**What is expected**
Copy all records exactly; omit pictures.
Exercise input below:
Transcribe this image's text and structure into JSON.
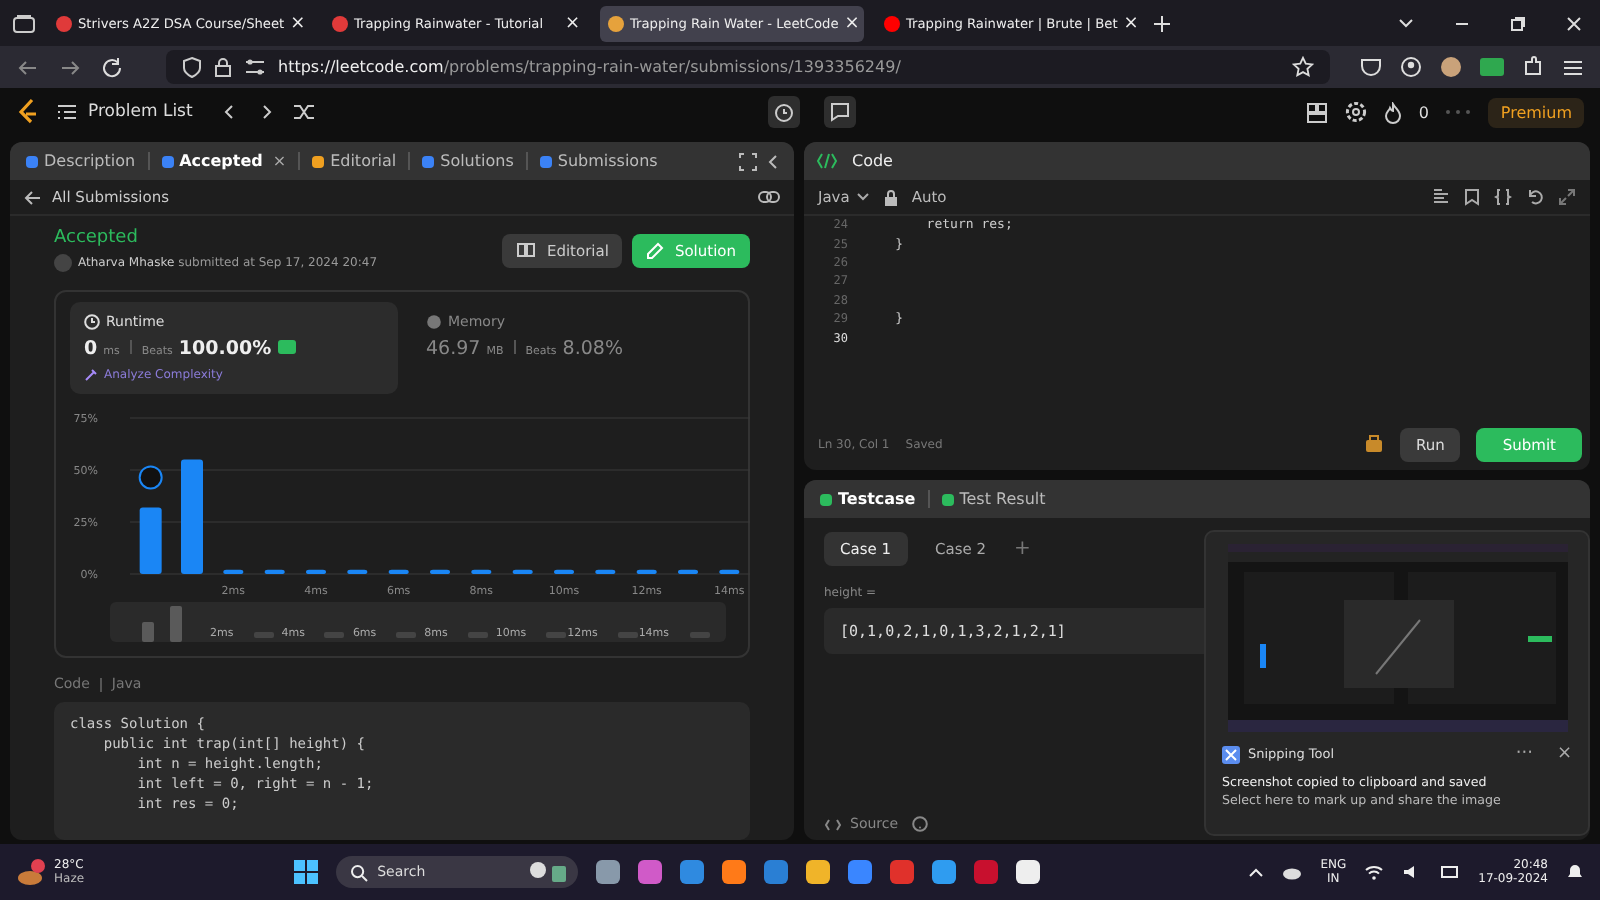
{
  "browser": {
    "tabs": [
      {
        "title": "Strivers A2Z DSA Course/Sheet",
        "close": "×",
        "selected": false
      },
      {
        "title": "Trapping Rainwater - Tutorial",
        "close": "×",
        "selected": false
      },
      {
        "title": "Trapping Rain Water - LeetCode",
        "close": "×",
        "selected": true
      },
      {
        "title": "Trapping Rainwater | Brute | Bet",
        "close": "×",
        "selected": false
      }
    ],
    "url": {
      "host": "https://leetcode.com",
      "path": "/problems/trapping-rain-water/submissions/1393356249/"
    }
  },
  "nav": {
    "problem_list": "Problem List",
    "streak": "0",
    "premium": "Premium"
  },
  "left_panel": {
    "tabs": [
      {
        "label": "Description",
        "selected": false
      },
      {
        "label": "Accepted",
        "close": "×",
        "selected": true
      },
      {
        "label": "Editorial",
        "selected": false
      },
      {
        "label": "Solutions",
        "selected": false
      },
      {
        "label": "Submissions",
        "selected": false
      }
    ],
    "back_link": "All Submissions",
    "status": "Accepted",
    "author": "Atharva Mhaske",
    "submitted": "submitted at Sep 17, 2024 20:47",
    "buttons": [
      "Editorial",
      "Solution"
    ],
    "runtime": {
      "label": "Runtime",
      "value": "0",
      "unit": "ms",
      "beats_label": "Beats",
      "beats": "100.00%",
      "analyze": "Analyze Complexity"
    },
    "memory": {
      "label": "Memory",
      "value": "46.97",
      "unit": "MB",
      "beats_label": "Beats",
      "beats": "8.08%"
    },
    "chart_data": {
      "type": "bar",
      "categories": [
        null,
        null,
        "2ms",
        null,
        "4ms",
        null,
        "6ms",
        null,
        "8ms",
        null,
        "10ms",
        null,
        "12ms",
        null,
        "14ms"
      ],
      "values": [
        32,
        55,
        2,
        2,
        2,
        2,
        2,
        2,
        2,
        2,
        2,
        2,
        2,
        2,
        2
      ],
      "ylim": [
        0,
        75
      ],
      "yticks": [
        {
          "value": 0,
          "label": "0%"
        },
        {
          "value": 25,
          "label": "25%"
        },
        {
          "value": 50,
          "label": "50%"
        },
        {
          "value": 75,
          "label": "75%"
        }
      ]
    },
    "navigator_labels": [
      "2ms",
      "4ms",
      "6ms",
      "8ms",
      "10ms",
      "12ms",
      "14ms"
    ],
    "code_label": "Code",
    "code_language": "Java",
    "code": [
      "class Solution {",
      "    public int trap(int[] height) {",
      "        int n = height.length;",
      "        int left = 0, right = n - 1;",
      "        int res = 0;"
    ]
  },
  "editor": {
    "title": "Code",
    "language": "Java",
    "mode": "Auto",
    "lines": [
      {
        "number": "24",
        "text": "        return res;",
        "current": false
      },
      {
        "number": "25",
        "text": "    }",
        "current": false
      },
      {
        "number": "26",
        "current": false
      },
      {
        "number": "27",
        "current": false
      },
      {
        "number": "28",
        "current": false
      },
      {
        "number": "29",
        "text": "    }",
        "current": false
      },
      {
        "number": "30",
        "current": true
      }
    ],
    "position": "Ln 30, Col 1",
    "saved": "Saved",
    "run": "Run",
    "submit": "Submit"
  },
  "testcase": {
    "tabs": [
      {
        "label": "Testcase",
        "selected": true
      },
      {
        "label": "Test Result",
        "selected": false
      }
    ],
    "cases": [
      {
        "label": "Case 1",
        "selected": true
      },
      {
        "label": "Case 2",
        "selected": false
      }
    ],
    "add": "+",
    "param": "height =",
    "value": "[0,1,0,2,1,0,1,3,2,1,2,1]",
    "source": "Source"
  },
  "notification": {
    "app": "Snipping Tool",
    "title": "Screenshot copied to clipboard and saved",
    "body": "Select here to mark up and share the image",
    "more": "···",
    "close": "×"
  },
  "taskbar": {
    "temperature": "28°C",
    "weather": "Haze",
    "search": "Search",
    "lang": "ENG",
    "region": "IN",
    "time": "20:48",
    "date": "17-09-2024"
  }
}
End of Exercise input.
**Result of the task**
Transcribe this image's text and structure into JSON.
{
  "browser": {
    "tabs": [
      {
        "title": "Strivers A2Z DSA Course/Sheet",
        "close": "×",
        "selected": false
      },
      {
        "title": "Trapping Rainwater - Tutorial",
        "close": "×",
        "selected": false
      },
      {
        "title": "Trapping Rain Water - LeetCode",
        "close": "×",
        "selected": true
      },
      {
        "title": "Trapping Rainwater | Brute | Bet",
        "close": "×",
        "selected": false
      }
    ],
    "url": {
      "host": "https://leetcode.com",
      "path": "/problems/trapping-rain-water/submissions/1393356249/"
    }
  },
  "nav": {
    "problem_list": "Problem List",
    "streak": "0",
    "premium": "Premium"
  },
  "left_panel": {
    "tabs": [
      {
        "label": "Description",
        "selected": false
      },
      {
        "label": "Accepted",
        "close": "×",
        "selected": true
      },
      {
        "label": "Editorial",
        "selected": false
      },
      {
        "label": "Solutions",
        "selected": false
      },
      {
        "label": "Submissions",
        "selected": false
      }
    ],
    "back_link": "All Submissions",
    "status": "Accepted",
    "author": "Atharva Mhaske",
    "submitted": "submitted at Sep 17, 2024 20:47",
    "buttons": [
      "Editorial",
      "Solution"
    ],
    "runtime": {
      "label": "Runtime",
      "value": "0",
      "unit": "ms",
      "beats_label": "Beats",
      "beats": "100.00%",
      "analyze": "Analyze Complexity"
    },
    "memory": {
      "label": "Memory",
      "value": "46.97",
      "unit": "MB",
      "beats_label": "Beats",
      "beats": "8.08%"
    },
    "chart_data": {
      "type": "bar",
      "categories": [
        null,
        null,
        "2ms",
        null,
        "4ms",
        null,
        "6ms",
        null,
        "8ms",
        null,
        "10ms",
        null,
        "12ms",
        null,
        "14ms"
      ],
      "values": [
        32,
        55,
        2,
        2,
        2,
        2,
        2,
        2,
        2,
        2,
        2,
        2,
        2,
        2,
        2
      ],
      "ylim": [
        0,
        75
      ],
      "yticks": [
        {
          "value": 0,
          "label": "0%"
        },
        {
          "value": 25,
          "label": "25%"
        },
        {
          "value": 50,
          "label": "50%"
        },
        {
          "value": 75,
          "label": "75%"
        }
      ]
    },
    "navigator_labels": [
      "2ms",
      "4ms",
      "6ms",
      "8ms",
      "10ms",
      "12ms",
      "14ms"
    ],
    "code_label": "Code",
    "code_language": "Java",
    "code": [
      "class Solution {",
      "    public int trap(int[] height) {",
      "        int n = height.length;",
      "        int left = 0, right = n - 1;",
      "        int res = 0;"
    ]
  },
  "editor": {
    "title": "Code",
    "language": "Java",
    "mode": "Auto",
    "lines": [
      {
        "number": "24",
        "text": "        return res;",
        "current": false
      },
      {
        "number": "25",
        "text": "    }",
        "current": false
      },
      {
        "number": "26",
        "current": false
      },
      {
        "number": "27",
        "current": false
      },
      {
        "number": "28",
        "current": false
      },
      {
        "number": "29",
        "text": "    }",
        "current": false
      },
      {
        "number": "30",
        "current": true
      }
    ],
    "position": "Ln 30, Col 1",
    "saved": "Saved",
    "run": "Run",
    "submit": "Submit"
  },
  "testcase": {
    "tabs": [
      {
        "label": "Testcase",
        "selected": true
      },
      {
        "label": "Test Result",
        "selected": false
      }
    ],
    "cases": [
      {
        "label": "Case 1",
        "selected": true
      },
      {
        "label": "Case 2",
        "selected": false
      }
    ],
    "add": "+",
    "param": "height =",
    "value": "[0,1,0,2,1,0,1,3,2,1,2,1]",
    "source": "Source"
  },
  "notification": {
    "app": "Snipping Tool",
    "title": "Screenshot copied to clipboard and saved",
    "body": "Select here to mark up and share the image",
    "more": "···",
    "close": "×"
  },
  "taskbar": {
    "temperature": "28°C",
    "weather": "Haze",
    "search": "Search",
    "lang": "ENG",
    "region": "IN",
    "time": "20:48",
    "date": "17-09-2024"
  }
}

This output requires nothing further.